■ **Brief**:
Copy out each line of the data that holds the word "kind".
================================
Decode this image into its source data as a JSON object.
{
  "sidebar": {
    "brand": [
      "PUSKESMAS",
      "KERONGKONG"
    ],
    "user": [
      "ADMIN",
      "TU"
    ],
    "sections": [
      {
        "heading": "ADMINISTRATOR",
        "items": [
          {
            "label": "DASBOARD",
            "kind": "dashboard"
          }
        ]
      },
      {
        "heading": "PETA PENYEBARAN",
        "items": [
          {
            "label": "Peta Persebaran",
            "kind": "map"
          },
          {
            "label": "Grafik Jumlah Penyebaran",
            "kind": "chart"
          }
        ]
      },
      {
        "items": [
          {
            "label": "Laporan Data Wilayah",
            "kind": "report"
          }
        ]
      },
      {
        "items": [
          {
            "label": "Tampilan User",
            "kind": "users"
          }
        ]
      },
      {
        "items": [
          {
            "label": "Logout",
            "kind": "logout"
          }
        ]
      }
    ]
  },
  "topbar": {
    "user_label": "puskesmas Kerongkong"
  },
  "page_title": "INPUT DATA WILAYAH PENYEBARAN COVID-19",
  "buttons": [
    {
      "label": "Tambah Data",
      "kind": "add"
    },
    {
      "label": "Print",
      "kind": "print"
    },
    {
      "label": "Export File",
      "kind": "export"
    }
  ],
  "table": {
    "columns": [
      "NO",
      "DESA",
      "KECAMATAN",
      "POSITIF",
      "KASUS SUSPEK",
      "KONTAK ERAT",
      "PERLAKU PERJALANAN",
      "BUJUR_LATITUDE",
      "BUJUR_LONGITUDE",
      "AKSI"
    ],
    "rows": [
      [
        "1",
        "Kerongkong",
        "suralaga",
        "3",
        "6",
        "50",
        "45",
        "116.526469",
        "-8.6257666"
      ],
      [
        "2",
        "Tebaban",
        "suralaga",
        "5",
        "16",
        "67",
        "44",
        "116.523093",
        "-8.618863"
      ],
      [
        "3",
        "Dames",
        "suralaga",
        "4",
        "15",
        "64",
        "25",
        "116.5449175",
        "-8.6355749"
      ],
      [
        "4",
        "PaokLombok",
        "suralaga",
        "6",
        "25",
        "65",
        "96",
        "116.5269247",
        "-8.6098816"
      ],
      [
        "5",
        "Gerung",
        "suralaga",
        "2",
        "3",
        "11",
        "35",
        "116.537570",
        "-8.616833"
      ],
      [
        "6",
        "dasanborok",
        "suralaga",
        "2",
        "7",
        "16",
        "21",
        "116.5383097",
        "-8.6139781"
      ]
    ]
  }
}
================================
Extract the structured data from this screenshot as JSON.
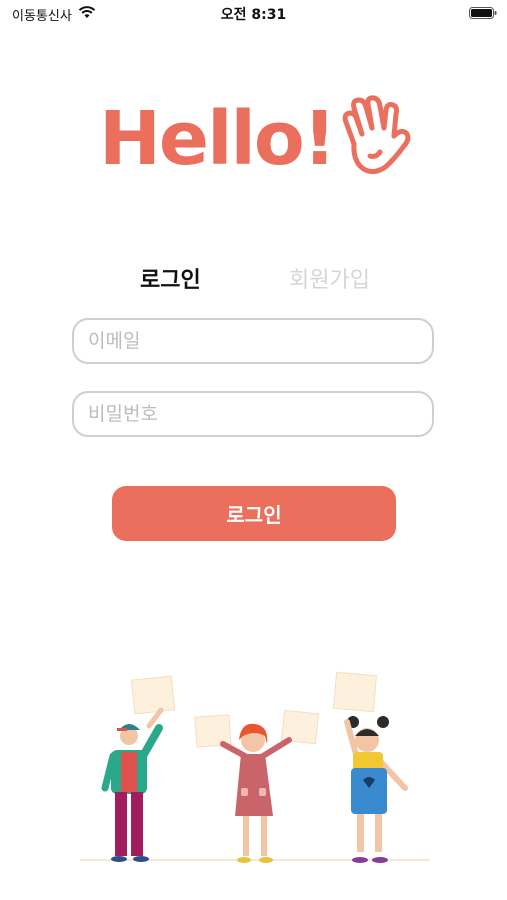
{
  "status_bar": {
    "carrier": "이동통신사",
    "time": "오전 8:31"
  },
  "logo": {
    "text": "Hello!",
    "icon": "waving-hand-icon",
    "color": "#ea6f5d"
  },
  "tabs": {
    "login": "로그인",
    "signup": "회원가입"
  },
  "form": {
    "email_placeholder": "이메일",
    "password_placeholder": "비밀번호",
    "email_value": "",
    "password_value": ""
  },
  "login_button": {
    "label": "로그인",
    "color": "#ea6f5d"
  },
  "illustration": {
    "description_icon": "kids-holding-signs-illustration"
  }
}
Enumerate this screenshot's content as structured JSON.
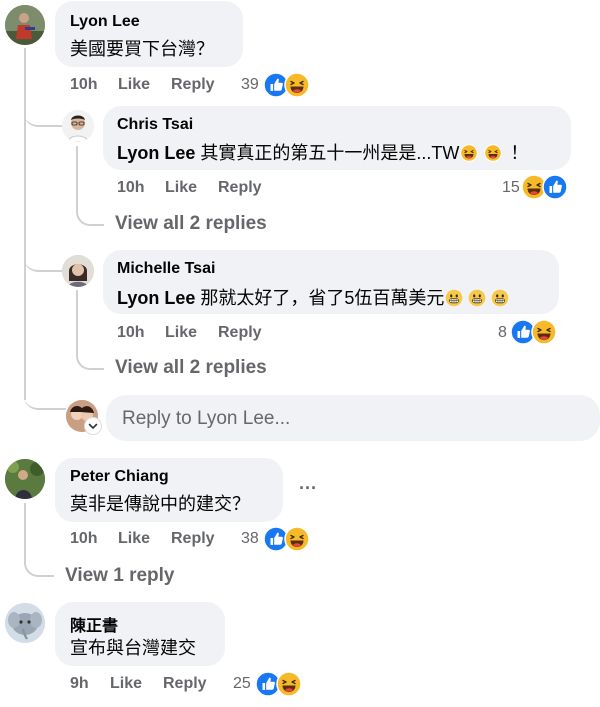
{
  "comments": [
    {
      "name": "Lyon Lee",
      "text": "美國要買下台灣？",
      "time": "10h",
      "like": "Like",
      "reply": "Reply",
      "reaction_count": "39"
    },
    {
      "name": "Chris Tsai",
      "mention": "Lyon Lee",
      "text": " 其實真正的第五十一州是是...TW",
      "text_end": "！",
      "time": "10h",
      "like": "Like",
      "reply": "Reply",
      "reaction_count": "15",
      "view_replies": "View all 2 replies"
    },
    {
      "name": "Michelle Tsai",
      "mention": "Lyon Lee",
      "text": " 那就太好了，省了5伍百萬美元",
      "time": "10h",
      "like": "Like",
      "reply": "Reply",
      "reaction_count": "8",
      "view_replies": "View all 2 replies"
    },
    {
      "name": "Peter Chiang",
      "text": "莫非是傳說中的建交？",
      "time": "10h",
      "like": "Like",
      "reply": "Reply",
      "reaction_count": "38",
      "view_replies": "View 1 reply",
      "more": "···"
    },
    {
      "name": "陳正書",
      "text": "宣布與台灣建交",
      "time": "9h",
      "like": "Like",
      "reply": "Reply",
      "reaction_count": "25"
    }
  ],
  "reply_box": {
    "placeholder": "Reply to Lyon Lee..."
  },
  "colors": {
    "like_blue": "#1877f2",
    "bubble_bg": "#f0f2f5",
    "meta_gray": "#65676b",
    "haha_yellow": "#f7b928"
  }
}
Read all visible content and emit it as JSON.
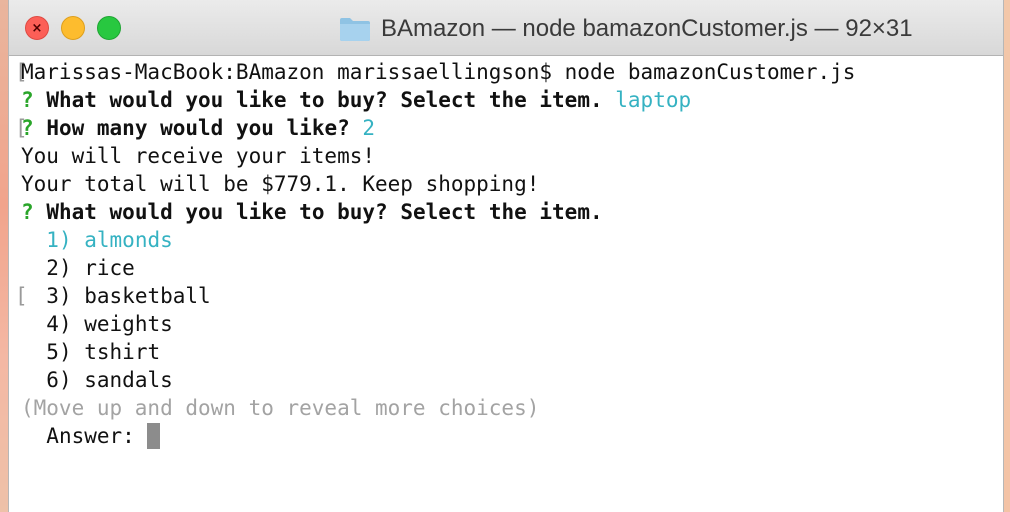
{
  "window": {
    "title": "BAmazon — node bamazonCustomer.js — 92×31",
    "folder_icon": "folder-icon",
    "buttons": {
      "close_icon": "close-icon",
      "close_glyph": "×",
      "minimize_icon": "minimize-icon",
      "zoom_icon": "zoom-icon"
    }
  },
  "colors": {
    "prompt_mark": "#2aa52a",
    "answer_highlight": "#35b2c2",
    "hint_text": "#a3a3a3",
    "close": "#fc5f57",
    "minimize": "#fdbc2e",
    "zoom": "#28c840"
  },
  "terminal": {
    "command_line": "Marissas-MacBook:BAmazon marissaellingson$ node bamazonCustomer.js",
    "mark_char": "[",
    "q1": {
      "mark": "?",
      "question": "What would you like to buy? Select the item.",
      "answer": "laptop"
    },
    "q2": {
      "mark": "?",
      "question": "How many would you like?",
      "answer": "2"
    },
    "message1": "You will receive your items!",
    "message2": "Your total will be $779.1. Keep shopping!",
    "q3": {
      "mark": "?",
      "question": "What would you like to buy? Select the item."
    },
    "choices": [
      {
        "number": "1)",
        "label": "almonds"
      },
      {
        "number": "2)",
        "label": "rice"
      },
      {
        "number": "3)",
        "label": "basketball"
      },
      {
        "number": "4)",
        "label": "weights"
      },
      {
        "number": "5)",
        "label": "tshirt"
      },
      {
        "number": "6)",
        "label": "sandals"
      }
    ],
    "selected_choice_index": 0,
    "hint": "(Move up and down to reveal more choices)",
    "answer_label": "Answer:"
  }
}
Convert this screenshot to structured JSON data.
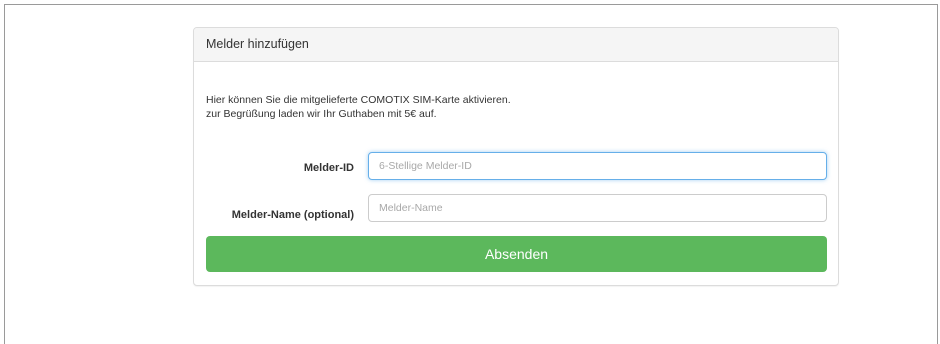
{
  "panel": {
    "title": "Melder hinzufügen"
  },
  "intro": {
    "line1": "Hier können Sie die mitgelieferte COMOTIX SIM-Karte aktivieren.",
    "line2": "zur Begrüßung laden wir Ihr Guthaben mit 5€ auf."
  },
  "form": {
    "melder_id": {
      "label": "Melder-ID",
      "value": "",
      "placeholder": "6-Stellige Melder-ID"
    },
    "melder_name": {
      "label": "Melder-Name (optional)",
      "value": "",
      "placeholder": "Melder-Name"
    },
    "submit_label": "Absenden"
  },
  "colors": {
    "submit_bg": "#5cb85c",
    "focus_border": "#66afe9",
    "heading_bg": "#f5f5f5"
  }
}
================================
■ **Task response**:
            "kind": "dashboard"
            "kind": "map"
            "kind": "chart"
            "kind": "report"
            "kind": "users"
            "kind": "logout"
      "kind": "add"
      "kind": "print"
      "kind": "export"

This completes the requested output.